§ Problem:
Note every line in the entries that contains the string "Assistants", and copy it.

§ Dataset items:
Content starts

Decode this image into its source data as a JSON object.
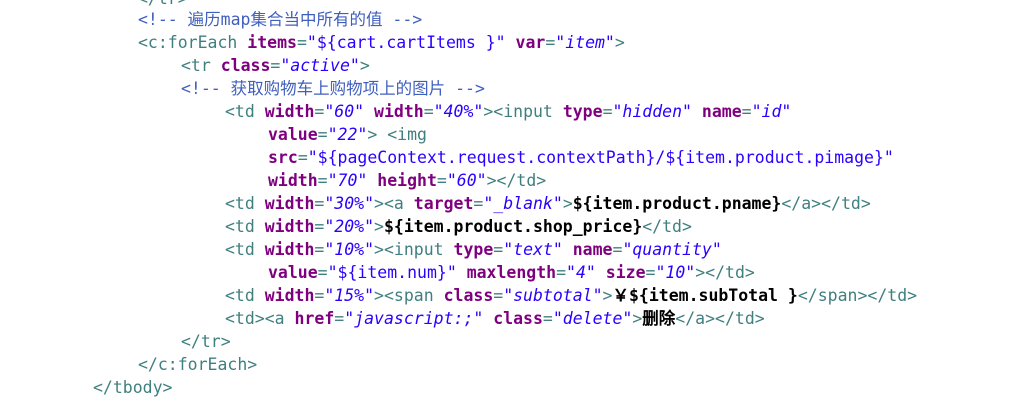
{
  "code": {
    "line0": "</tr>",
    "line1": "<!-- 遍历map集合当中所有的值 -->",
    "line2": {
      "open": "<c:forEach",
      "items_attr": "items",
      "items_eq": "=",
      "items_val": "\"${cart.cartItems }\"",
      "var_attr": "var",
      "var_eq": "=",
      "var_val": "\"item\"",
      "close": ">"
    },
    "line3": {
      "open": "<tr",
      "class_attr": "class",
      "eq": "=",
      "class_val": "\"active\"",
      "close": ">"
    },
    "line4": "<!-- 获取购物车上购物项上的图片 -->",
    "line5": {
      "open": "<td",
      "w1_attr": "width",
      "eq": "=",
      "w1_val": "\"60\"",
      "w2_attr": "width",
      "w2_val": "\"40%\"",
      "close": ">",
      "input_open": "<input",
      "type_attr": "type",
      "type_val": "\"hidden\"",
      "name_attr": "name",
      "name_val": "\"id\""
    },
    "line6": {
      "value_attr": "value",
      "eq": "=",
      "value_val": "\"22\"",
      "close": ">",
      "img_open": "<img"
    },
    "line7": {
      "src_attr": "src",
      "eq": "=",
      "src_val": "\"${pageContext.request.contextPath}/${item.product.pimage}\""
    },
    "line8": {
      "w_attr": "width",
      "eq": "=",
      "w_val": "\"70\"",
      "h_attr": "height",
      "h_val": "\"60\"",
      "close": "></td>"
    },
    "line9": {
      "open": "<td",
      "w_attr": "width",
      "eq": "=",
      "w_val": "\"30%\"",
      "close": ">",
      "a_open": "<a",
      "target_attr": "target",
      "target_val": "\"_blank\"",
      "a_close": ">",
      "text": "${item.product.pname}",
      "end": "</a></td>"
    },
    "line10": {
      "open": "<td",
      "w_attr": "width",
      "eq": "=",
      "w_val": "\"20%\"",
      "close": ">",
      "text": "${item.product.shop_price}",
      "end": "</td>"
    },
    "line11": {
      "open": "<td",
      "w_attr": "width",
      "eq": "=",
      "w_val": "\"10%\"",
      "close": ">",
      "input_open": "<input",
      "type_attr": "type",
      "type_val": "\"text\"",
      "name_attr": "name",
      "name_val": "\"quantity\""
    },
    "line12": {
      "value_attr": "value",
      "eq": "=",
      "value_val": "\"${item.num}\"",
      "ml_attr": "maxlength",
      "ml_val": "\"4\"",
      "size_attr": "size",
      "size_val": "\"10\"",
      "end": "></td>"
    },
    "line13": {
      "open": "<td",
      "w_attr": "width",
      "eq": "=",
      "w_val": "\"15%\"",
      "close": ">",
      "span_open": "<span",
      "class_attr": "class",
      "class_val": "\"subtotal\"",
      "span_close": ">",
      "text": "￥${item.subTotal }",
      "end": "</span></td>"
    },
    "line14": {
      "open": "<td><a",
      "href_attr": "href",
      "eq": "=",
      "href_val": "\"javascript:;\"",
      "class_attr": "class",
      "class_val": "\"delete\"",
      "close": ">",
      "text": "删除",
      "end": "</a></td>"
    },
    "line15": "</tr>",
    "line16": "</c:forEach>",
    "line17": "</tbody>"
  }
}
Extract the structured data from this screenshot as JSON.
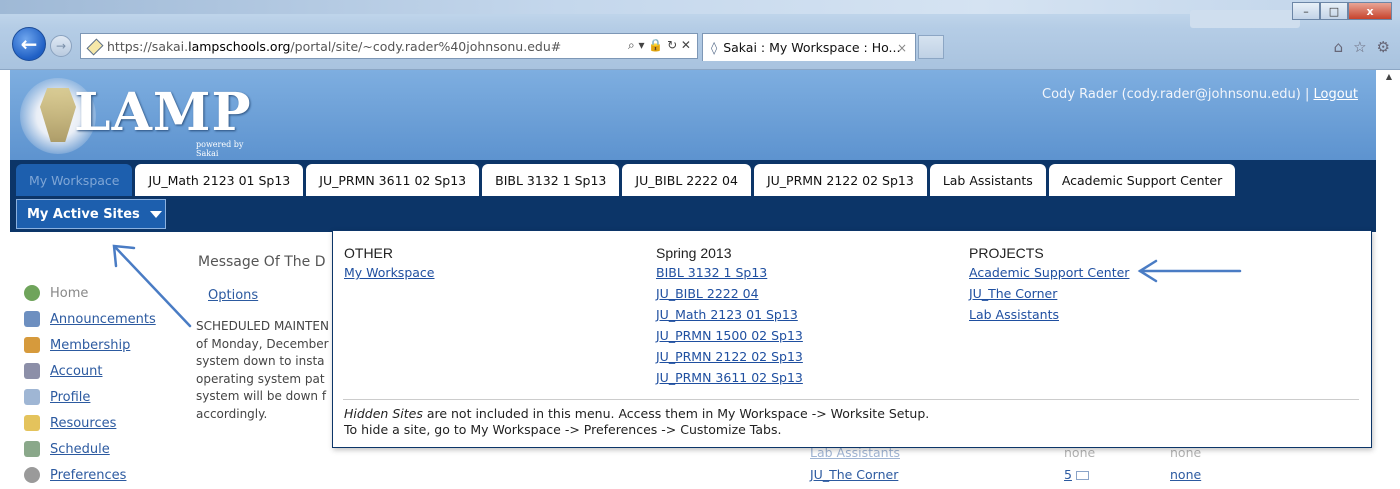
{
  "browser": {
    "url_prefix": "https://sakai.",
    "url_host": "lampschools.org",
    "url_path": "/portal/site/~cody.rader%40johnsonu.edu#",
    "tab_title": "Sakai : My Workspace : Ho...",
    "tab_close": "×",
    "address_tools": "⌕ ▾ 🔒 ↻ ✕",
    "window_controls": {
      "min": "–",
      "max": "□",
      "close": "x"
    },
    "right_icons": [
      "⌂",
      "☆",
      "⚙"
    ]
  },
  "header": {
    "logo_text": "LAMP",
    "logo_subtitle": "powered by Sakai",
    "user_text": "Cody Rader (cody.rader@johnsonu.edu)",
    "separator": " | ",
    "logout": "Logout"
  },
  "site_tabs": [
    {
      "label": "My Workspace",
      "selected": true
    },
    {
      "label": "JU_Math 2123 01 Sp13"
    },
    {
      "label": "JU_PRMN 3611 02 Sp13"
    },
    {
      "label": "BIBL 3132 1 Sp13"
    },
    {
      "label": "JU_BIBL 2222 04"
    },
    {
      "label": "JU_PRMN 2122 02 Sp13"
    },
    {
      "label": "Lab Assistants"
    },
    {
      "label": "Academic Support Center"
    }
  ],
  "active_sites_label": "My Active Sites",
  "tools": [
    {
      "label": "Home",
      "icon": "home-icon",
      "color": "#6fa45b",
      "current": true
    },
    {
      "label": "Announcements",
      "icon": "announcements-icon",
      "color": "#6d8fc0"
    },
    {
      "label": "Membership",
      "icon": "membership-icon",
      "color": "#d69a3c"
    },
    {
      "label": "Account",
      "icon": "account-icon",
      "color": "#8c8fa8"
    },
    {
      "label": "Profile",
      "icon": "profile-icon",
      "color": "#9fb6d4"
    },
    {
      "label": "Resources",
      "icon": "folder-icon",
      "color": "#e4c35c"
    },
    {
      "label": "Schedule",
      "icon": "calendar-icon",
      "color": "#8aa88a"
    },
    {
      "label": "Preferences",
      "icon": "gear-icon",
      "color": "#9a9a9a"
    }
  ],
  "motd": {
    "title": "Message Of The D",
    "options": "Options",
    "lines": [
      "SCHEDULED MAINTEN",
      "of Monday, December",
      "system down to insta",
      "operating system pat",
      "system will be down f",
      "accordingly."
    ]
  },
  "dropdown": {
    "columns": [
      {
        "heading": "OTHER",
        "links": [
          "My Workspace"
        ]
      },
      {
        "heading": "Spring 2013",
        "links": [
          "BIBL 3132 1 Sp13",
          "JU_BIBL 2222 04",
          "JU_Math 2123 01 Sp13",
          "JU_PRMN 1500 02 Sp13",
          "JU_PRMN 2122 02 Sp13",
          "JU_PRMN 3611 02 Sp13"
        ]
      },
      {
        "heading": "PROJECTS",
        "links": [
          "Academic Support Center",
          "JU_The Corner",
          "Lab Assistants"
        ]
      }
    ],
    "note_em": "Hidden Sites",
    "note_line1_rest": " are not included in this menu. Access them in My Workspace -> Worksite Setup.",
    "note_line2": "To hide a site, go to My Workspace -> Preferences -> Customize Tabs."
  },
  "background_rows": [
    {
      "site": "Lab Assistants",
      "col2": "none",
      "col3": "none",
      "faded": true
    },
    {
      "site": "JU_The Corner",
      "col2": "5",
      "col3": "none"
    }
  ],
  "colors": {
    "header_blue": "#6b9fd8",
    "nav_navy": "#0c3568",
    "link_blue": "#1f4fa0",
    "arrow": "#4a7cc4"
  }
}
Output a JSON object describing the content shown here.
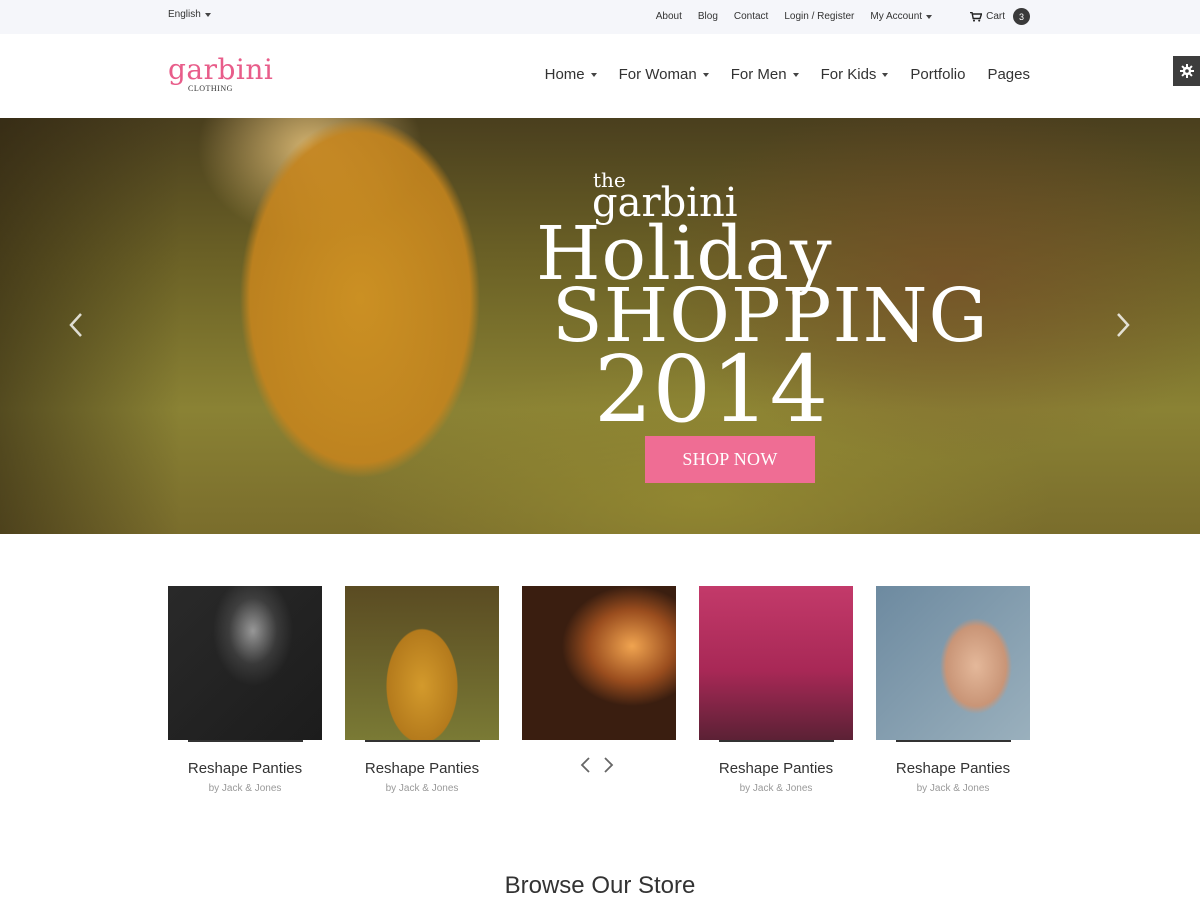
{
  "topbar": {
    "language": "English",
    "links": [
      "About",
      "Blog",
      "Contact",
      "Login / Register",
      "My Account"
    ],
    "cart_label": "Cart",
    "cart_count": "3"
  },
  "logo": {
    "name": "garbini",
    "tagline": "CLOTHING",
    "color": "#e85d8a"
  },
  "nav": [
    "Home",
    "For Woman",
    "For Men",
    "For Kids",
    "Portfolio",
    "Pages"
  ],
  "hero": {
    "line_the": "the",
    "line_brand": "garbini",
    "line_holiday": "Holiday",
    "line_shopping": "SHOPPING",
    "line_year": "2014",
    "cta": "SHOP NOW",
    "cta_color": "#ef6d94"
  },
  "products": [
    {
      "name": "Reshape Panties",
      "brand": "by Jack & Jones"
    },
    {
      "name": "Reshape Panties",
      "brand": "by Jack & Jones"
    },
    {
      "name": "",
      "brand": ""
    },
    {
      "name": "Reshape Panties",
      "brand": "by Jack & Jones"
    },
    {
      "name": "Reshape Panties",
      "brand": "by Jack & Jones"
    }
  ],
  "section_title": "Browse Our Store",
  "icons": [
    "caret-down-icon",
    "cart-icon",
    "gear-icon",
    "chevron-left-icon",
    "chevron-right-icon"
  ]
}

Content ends

§ Reply to the exercise:
      "label": "Lab Assistants"
          "Lab Assistants"
      "site": "Lab Assistants",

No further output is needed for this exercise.